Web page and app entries
###

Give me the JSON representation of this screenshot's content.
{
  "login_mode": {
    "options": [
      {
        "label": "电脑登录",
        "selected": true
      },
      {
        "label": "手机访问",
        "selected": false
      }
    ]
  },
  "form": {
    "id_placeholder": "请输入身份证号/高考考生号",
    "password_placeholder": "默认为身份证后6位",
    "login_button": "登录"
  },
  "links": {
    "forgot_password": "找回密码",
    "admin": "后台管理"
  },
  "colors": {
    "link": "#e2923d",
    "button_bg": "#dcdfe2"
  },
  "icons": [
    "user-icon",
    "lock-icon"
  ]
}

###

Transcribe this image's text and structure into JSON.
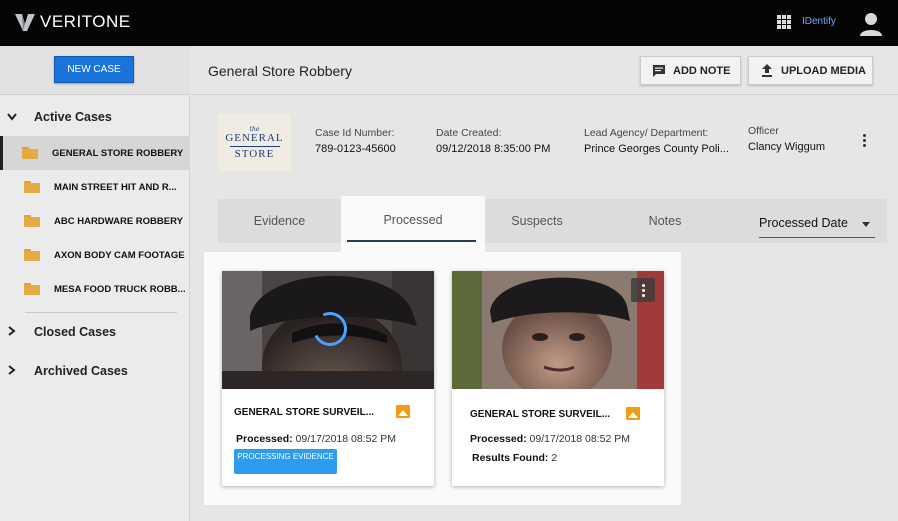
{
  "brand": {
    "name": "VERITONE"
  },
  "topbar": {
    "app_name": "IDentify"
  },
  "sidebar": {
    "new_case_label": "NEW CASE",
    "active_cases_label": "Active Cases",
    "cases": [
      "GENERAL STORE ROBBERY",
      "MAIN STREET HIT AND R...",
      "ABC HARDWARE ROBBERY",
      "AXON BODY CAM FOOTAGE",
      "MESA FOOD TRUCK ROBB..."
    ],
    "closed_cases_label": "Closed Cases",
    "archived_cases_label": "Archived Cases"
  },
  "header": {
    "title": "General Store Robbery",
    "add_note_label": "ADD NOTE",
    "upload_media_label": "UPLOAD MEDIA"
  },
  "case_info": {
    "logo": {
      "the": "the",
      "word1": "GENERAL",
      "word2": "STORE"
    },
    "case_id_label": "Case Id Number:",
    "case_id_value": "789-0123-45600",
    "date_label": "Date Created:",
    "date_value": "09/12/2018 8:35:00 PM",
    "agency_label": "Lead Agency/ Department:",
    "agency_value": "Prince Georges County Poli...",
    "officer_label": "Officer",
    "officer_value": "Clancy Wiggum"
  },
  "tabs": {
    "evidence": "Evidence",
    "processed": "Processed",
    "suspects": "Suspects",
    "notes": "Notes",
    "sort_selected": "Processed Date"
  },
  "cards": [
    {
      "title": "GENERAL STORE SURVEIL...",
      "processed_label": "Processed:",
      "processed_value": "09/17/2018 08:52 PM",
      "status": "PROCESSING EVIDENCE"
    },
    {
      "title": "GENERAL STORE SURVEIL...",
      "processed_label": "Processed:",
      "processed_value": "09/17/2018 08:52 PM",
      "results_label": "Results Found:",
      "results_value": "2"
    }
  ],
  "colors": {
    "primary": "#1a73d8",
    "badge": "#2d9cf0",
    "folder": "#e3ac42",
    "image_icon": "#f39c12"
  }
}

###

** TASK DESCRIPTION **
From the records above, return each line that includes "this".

** RESULT OF THE TASK **
Give me the JSON representation of this screenshot's content.
Transcribe this image's text and structure into JSON.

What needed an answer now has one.